## Problem to work on
Each line of the listing that contains the word "Plain" is to be copied.

## Input for this task
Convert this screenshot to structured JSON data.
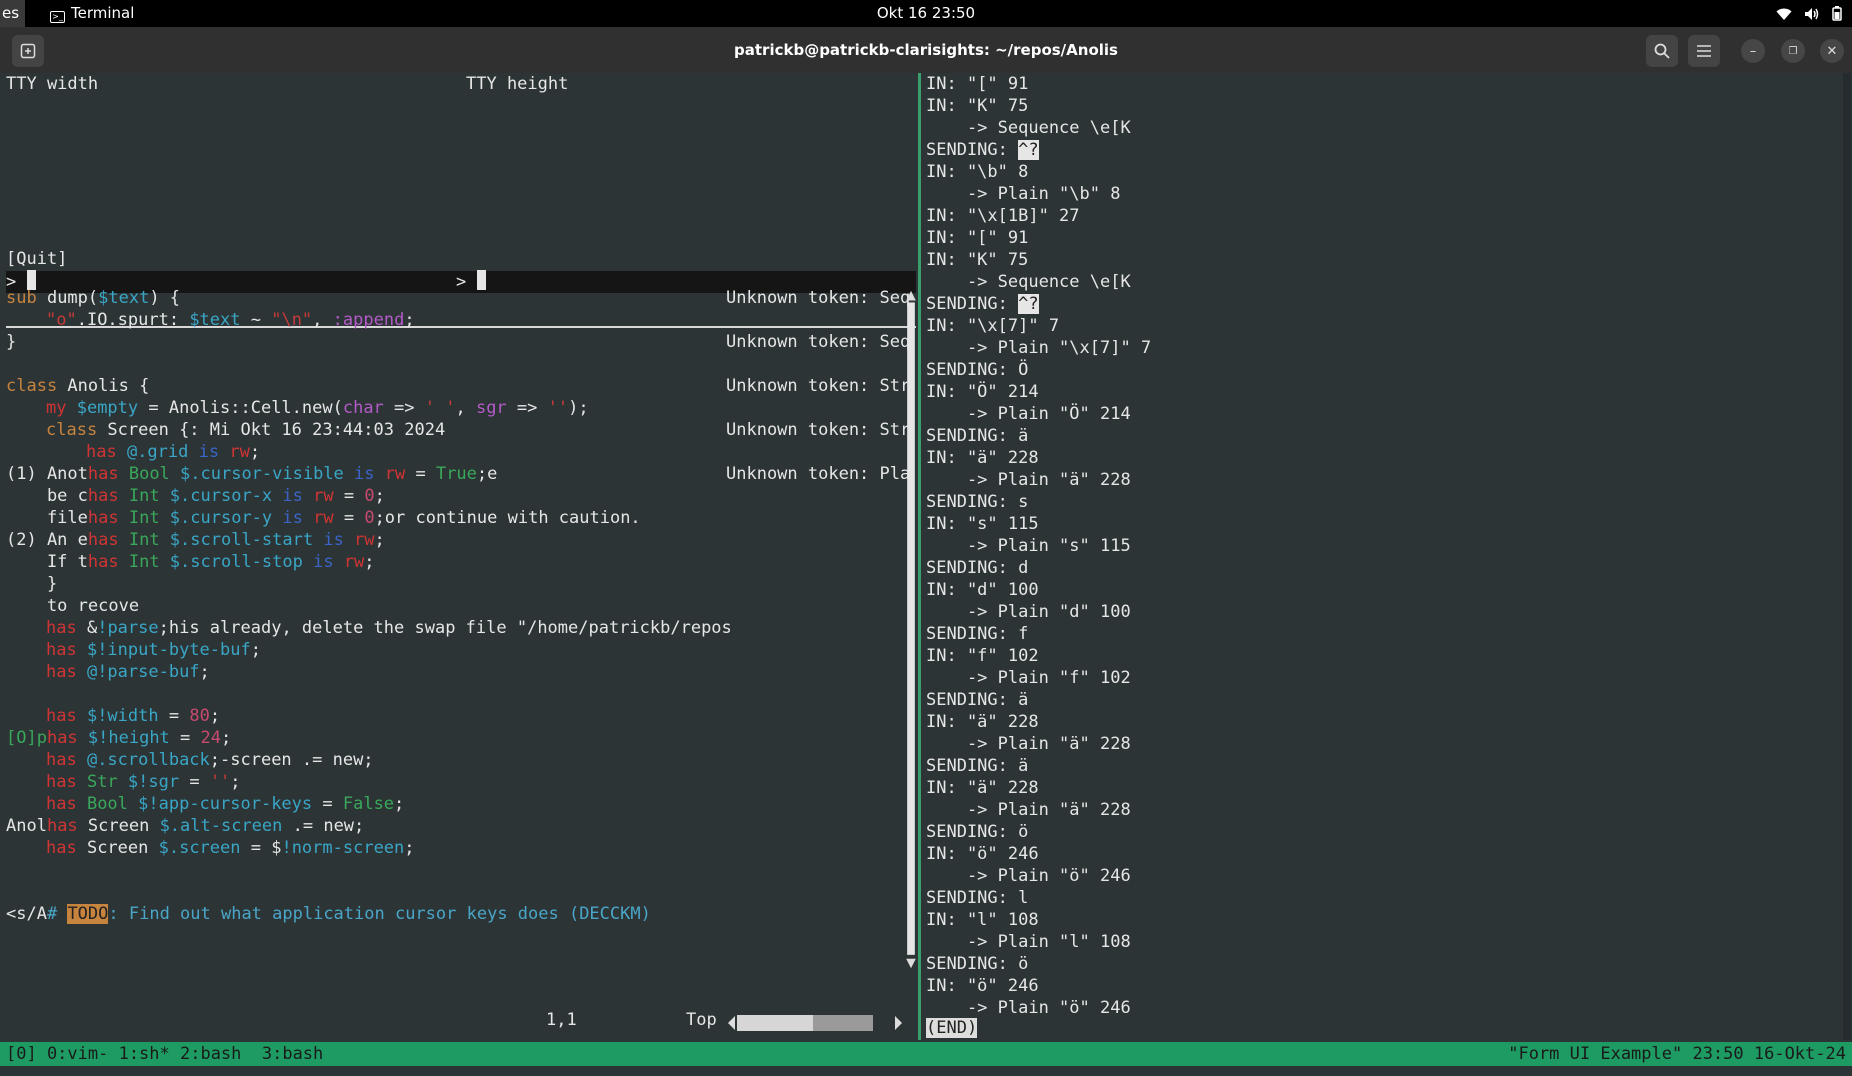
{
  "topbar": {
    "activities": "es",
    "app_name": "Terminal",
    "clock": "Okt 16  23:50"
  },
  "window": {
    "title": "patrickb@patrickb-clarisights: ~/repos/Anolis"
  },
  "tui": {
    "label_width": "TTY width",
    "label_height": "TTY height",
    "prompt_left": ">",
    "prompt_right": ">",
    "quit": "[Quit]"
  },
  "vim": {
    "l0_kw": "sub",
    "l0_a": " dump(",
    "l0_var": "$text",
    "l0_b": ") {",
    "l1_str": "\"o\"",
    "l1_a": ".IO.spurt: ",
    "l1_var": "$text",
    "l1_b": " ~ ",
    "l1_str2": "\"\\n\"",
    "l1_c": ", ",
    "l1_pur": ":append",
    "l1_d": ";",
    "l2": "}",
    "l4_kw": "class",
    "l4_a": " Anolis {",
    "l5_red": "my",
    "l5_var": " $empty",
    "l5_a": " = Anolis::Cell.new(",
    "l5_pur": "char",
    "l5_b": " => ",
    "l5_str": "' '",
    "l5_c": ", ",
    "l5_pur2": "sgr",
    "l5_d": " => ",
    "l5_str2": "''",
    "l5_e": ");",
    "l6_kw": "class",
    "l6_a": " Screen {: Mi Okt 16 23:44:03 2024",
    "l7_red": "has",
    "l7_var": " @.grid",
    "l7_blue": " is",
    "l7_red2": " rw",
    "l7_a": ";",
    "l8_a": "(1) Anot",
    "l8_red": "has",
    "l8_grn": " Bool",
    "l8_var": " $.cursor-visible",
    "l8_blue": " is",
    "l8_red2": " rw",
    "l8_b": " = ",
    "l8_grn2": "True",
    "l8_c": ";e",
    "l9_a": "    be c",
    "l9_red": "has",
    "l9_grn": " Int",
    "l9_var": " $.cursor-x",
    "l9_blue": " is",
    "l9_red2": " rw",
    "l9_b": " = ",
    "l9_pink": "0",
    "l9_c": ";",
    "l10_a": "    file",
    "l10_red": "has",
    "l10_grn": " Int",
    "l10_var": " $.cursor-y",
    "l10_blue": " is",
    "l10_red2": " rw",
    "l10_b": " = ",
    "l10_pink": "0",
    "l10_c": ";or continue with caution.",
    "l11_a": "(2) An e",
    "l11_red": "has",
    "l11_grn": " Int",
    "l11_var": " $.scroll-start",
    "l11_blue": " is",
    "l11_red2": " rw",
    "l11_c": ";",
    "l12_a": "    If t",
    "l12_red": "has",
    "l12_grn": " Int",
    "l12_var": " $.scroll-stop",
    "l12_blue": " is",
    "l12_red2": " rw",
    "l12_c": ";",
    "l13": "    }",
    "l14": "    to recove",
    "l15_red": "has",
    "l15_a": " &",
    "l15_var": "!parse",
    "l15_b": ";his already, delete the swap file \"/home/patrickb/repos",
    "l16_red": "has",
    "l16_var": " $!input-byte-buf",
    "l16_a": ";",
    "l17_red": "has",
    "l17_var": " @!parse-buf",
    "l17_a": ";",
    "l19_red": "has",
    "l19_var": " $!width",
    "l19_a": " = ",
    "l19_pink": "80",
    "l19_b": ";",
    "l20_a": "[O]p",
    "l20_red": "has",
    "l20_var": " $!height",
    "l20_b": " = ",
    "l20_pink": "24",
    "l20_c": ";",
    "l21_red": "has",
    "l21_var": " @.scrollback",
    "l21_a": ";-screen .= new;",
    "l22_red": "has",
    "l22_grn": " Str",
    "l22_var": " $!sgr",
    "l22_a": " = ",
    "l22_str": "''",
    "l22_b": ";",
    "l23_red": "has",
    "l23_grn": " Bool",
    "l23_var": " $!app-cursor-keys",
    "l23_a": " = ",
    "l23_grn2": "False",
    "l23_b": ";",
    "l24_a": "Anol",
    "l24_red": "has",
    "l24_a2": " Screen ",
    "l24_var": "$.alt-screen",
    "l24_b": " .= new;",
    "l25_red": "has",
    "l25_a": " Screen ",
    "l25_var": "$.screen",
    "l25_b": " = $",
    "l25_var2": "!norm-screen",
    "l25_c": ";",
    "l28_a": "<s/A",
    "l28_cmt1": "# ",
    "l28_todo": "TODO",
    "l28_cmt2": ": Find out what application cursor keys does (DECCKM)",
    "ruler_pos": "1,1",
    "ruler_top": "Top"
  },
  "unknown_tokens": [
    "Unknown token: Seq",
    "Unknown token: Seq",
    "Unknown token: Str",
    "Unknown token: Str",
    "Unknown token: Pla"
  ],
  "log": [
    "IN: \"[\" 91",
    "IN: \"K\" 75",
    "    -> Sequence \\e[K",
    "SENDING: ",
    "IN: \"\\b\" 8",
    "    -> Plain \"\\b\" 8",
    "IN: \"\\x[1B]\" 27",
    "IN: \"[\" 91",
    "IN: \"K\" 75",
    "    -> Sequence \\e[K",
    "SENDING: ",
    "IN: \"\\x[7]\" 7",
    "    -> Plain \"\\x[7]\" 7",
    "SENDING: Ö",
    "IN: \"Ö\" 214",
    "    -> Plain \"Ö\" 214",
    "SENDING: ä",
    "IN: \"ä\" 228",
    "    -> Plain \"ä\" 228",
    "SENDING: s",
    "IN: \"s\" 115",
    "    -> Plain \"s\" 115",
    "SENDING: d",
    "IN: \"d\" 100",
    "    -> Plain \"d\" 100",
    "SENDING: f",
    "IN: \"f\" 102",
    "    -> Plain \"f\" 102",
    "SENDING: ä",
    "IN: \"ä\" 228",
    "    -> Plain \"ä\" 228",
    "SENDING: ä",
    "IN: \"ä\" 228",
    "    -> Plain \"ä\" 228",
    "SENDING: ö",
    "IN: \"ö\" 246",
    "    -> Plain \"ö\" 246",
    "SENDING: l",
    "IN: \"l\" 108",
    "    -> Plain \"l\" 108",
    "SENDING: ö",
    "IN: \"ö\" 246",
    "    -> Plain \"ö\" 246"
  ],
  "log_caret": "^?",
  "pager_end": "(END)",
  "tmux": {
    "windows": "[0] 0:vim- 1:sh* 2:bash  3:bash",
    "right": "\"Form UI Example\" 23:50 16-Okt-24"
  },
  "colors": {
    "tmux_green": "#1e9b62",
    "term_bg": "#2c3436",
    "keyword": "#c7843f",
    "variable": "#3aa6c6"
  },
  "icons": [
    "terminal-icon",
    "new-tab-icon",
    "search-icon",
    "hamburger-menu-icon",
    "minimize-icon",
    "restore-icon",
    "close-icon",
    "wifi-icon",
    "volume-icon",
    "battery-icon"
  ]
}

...

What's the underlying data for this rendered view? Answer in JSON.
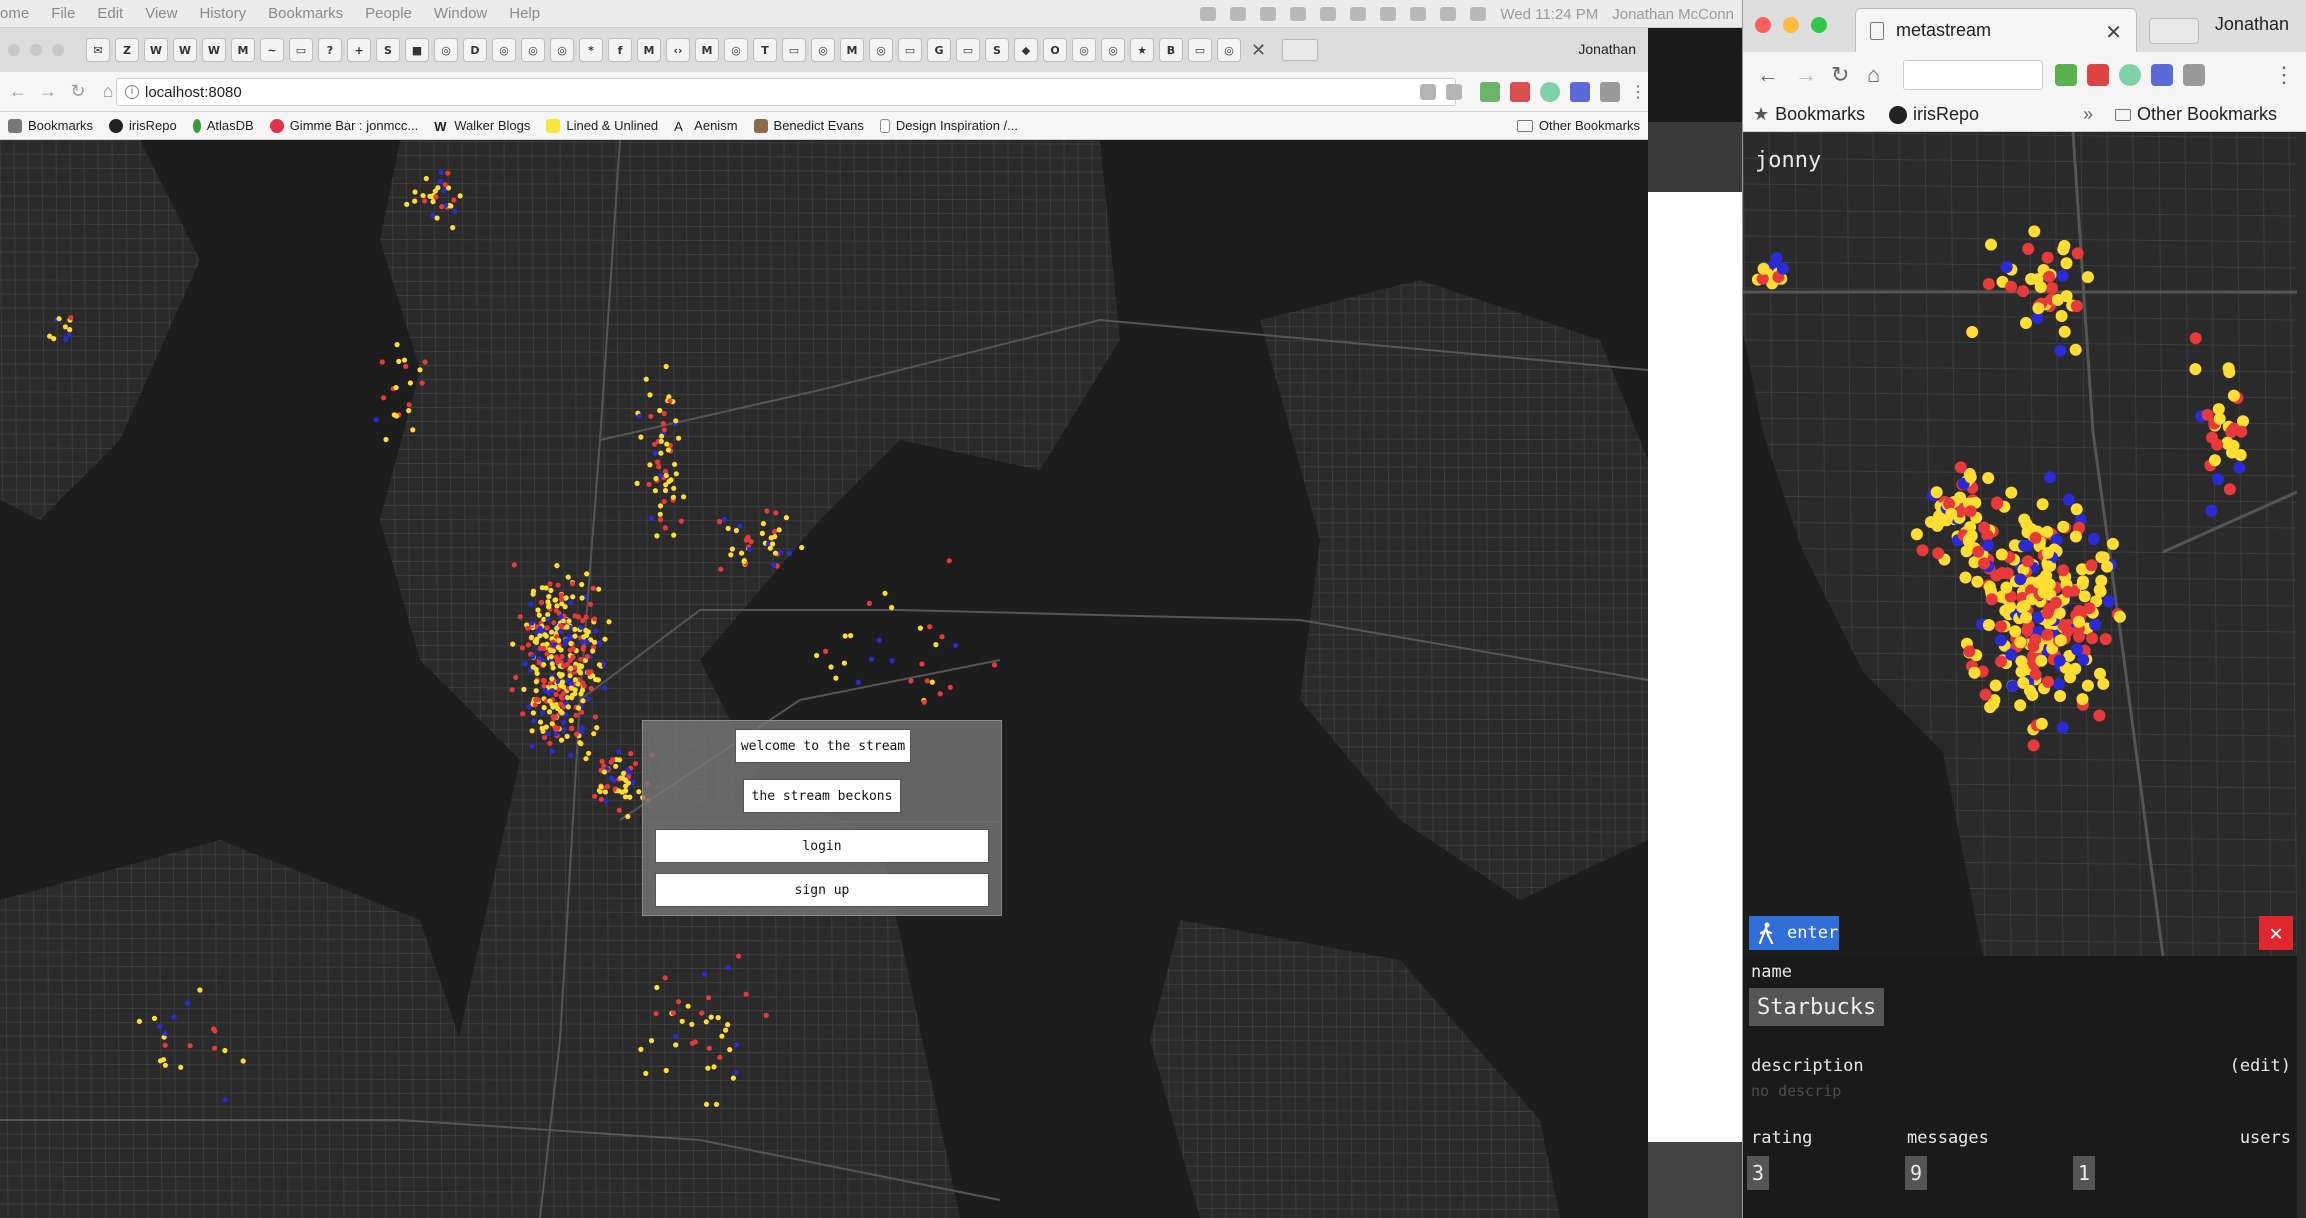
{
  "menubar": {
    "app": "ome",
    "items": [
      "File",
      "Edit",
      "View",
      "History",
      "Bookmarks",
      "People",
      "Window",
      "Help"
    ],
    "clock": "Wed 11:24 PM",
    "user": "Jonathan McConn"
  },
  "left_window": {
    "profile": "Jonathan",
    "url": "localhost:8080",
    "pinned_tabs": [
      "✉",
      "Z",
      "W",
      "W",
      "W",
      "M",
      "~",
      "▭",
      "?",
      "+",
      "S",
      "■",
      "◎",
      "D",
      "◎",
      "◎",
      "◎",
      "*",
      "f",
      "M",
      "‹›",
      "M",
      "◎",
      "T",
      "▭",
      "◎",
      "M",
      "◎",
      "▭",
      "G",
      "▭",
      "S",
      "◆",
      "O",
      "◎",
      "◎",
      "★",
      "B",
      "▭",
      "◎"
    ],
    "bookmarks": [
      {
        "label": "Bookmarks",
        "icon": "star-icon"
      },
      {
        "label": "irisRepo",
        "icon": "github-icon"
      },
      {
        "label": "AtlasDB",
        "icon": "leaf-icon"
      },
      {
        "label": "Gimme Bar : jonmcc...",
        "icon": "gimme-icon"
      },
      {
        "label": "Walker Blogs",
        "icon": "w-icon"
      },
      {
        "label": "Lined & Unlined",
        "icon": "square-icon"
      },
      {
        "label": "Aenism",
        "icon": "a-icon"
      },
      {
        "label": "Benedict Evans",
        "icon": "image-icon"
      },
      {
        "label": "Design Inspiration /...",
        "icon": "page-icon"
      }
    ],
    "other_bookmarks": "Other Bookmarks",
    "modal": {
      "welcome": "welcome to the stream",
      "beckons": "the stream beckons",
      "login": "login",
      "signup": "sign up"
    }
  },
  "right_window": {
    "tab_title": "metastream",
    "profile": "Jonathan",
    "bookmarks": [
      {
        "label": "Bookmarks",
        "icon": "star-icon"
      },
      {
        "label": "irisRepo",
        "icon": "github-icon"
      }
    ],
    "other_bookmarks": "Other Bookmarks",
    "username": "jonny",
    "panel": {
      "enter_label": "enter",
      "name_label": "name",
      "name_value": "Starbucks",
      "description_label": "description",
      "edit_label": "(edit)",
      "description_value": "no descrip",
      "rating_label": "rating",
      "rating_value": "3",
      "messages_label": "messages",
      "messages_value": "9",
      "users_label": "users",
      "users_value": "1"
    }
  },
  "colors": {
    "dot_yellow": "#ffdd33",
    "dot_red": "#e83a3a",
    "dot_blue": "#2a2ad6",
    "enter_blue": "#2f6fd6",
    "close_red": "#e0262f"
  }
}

## Solution to the exercise
    "    -> Plain \"\\b\" 8",
    "    -> Plain \"\\x[7]\" 7",
    "    -> Plain \"Ö\" 214",
    "    -> Plain \"ä\" 228",
    "    -> Plain \"s\" 115",
    "    -> Plain \"d\" 100",
    "    -> Plain \"f\" 102",
    "    -> Plain \"ä\" 228",
    "    -> Plain \"ä\" 228",
    "    -> Plain \"ö\" 246",
    "    -> Plain \"l\" 108",
    "    -> Plain \"ö\" 246"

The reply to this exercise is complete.